**Exercise**
Reproduce each line from the records that holds "button".

Page and application data records
- Opening Delimiter -

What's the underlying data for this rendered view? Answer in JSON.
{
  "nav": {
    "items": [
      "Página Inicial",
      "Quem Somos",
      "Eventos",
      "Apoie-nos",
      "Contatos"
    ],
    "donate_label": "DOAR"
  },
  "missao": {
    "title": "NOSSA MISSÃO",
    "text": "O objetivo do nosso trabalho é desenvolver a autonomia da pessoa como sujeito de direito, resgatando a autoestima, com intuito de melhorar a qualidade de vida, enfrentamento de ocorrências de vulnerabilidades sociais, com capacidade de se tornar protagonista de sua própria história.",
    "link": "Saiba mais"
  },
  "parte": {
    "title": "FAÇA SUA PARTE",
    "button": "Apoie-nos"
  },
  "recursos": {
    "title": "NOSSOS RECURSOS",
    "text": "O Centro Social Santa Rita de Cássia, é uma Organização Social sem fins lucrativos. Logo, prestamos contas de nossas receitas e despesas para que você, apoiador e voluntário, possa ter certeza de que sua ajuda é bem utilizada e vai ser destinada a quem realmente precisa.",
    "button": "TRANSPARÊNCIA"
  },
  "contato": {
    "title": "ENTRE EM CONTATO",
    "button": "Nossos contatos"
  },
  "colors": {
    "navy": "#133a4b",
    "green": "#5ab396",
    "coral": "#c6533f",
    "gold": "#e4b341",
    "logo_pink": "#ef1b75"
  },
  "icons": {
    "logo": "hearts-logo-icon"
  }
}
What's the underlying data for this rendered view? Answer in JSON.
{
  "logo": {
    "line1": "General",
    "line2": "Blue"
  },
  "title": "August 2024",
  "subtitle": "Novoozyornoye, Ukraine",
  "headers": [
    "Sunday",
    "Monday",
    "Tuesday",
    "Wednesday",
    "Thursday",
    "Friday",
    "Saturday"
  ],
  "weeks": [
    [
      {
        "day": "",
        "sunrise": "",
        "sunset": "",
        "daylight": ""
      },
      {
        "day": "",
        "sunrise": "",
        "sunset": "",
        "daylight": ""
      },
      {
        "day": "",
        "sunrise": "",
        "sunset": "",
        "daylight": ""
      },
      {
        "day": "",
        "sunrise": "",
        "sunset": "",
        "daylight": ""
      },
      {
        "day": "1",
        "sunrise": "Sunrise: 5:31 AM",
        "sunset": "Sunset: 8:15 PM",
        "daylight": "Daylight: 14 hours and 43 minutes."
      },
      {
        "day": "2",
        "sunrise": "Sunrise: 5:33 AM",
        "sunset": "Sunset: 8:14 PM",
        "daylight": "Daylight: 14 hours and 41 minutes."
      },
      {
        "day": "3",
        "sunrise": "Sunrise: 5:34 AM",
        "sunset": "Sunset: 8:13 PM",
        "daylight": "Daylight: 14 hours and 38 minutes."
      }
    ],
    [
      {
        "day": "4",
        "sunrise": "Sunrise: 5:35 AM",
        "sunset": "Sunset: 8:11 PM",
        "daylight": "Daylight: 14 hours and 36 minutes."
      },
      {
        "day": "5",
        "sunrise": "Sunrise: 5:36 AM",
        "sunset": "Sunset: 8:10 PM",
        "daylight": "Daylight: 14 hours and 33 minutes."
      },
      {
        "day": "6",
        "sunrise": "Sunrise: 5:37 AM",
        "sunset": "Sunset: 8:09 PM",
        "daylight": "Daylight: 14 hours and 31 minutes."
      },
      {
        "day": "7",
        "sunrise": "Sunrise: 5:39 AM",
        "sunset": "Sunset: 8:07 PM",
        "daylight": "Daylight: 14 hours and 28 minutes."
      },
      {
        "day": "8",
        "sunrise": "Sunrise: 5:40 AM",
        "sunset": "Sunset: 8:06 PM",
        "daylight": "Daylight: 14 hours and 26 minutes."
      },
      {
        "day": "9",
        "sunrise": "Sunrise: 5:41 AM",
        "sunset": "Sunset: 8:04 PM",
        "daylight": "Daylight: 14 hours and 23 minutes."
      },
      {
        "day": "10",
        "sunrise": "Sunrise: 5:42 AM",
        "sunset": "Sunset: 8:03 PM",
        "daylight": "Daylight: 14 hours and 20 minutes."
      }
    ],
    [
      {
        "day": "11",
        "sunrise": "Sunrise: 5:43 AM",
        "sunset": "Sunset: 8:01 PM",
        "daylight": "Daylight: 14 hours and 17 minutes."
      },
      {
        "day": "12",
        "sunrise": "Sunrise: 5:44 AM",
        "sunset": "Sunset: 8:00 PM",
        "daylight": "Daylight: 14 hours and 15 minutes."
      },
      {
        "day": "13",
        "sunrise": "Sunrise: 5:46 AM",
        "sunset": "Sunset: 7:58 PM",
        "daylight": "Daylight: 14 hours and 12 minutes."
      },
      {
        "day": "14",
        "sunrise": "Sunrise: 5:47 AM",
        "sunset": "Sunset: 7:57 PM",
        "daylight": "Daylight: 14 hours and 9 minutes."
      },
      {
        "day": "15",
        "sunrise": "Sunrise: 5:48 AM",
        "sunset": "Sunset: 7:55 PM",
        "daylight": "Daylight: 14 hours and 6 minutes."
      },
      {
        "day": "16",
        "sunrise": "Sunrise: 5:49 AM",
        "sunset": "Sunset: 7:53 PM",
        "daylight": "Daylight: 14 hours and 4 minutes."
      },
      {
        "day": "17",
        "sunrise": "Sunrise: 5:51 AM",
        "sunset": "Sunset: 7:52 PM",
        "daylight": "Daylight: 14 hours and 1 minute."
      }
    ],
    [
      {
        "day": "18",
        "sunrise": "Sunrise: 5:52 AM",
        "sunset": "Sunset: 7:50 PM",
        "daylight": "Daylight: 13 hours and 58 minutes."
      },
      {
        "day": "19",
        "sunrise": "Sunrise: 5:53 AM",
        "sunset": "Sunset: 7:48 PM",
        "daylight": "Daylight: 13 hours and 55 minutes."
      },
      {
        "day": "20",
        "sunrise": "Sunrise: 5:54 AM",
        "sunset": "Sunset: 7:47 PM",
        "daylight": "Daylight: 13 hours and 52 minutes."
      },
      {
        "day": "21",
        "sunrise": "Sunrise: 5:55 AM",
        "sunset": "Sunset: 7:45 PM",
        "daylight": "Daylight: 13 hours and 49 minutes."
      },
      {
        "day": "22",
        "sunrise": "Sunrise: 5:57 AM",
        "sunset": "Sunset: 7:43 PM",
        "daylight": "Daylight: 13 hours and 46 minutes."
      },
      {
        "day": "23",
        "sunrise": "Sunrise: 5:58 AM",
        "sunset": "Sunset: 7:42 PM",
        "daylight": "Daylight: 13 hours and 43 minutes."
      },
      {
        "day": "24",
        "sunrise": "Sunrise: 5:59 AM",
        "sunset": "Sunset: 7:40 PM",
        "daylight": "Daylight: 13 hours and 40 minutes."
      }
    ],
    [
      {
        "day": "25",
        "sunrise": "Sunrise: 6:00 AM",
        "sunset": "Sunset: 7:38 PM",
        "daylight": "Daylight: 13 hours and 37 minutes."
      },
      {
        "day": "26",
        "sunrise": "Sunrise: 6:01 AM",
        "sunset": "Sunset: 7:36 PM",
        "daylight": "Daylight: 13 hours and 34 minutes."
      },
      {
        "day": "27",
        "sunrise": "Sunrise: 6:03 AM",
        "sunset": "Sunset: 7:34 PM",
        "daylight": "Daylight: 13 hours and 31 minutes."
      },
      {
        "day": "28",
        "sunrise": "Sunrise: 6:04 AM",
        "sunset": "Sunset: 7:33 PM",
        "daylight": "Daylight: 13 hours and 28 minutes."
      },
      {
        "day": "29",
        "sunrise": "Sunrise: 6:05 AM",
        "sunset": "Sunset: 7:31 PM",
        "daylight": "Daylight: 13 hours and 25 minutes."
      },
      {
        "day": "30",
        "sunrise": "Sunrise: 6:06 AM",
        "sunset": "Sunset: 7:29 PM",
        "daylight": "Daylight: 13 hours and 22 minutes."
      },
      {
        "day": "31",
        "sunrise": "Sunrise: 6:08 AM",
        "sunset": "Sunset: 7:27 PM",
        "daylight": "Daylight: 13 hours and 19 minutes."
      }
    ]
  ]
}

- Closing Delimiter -

**Reply to the task**
    "button": "Apoie-nos"
    "button": "TRANSPARÊNCIA"
    "button": "Nossos contatos"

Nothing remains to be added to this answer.